▶ _WHAT NEEDS TO BE DONE_
To complete the exercise, repeat every record exactly as it stands.

▶ _DATA TO USE_
= = =
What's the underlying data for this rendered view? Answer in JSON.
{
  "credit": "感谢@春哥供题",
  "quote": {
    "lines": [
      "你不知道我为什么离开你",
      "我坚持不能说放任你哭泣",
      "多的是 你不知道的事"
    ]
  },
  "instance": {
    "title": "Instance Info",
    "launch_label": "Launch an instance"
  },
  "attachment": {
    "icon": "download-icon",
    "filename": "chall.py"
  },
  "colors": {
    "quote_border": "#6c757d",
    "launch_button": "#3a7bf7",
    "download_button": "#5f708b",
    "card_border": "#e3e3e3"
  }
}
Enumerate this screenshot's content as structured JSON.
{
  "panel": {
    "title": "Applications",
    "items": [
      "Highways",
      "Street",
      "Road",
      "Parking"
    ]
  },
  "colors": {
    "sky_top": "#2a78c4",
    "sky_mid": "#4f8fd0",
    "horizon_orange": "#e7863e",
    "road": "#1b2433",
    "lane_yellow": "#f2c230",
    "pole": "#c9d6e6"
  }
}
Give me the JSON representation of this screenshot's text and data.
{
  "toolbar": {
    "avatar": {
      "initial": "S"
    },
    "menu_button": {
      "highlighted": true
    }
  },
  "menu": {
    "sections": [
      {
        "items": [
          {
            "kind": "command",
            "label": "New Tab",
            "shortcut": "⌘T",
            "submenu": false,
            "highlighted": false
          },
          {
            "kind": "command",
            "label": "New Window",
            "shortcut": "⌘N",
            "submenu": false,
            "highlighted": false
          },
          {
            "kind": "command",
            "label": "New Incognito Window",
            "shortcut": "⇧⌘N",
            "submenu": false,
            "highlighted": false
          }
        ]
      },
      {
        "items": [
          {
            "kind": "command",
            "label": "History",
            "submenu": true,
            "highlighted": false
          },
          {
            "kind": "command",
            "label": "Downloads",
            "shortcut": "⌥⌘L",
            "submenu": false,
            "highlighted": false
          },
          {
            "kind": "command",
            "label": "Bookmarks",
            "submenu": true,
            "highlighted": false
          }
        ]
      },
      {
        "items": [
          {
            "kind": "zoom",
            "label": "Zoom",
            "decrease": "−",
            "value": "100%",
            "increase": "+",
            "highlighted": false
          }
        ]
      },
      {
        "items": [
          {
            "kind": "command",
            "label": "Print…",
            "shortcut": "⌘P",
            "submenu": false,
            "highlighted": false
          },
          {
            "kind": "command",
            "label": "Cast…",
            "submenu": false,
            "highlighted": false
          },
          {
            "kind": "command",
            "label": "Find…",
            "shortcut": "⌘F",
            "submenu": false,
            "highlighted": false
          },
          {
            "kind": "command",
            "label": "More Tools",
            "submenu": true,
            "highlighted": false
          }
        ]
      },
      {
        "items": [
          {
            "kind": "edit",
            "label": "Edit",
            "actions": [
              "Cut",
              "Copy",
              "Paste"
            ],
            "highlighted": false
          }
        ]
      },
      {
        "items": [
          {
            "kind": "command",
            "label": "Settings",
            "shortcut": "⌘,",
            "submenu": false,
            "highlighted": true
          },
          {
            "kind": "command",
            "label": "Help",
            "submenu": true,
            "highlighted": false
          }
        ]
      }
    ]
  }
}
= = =
▶ _TASK ANSWER_
What's the underlying data for this rendered view? Answer in JSON.
{
  "credit": "感谢@春哥供题",
  "quote": {
    "lines": [
      "你不知道我为什么离开你",
      "我坚持不能说放任你哭泣",
      "多的是 你不知道的事"
    ]
  },
  "instance": {
    "title": "Instance Info",
    "launch_label": "Launch an instance"
  },
  "attachment": {
    "icon": "download-icon",
    "filename": "chall.py"
  },
  "colors": {
    "quote_border": "#6c757d",
    "launch_button": "#3a7bf7",
    "download_button": "#5f708b",
    "card_border": "#e3e3e3"
  }
}
Enumerate this screenshot's content as structured JSON.
{
  "panel": {
    "title": "Applications",
    "items": [
      "Highways",
      "Street",
      "Road",
      "Parking"
    ]
  },
  "colors": {
    "sky_top": "#2a78c4",
    "sky_mid": "#4f8fd0",
    "horizon_orange": "#e7863e",
    "road": "#1b2433",
    "lane_yellow": "#f2c230",
    "pole": "#c9d6e6"
  }
}
Give me the JSON representation of this screenshot's text and data.
{
  "toolbar": {
    "avatar": {
      "initial": "S"
    },
    "menu_button": {
      "highlighted": true
    }
  },
  "menu": {
    "sections": [
      {
        "items": [
          {
            "kind": "command",
            "label": "New Tab",
            "shortcut": "⌘T",
            "submenu": false,
            "highlighted": false
          },
          {
            "kind": "command",
            "label": "New Window",
            "shortcut": "⌘N",
            "submenu": false,
            "highlighted": false
          },
          {
            "kind": "command",
            "label": "New Incognito Window",
            "shortcut": "⇧⌘N",
            "submenu": false,
            "highlighted": false
          }
        ]
      },
      {
        "items": [
          {
            "kind": "command",
            "label": "History",
            "submenu": true,
            "highlighted": false
          },
          {
            "kind": "command",
            "label": "Downloads",
            "shortcut": "⌥⌘L",
            "submenu": false,
            "highlighted": false
          },
          {
            "kind": "command",
            "label": "Bookmarks",
            "submenu": true,
            "highlighted": false
          }
        ]
      },
      {
        "items": [
          {
            "kind": "zoom",
            "label": "Zoom",
            "decrease": "−",
            "value": "100%",
            "increase": "+",
            "highlighted": false
          }
        ]
      },
      {
        "items": [
          {
            "kind": "command",
            "label": "Print…",
            "shortcut": "⌘P",
            "submenu": false,
            "highlighted": false
          },
          {
            "kind": "command",
            "label": "Cast…",
            "submenu": false,
            "highlighted": false
          },
          {
            "kind": "command",
            "label": "Find…",
            "shortcut": "⌘F",
            "submenu": false,
            "highlighted": false
          },
          {
            "kind": "command",
            "label": "More Tools",
            "submenu": true,
            "highlighted": false
          }
        ]
      },
      {
        "items": [
          {
            "kind": "edit",
            "label": "Edit",
            "actions": [
              "Cut",
              "Copy",
              "Paste"
            ],
            "highlighted": false
          }
        ]
      },
      {
        "items": [
          {
            "kind": "command",
            "label": "Settings",
            "shortcut": "⌘,",
            "submenu": false,
            "highlighted": true
          },
          {
            "kind": "command",
            "label": "Help",
            "submenu": true,
            "highlighted": false
          }
        ]
      }
    ]
  }
}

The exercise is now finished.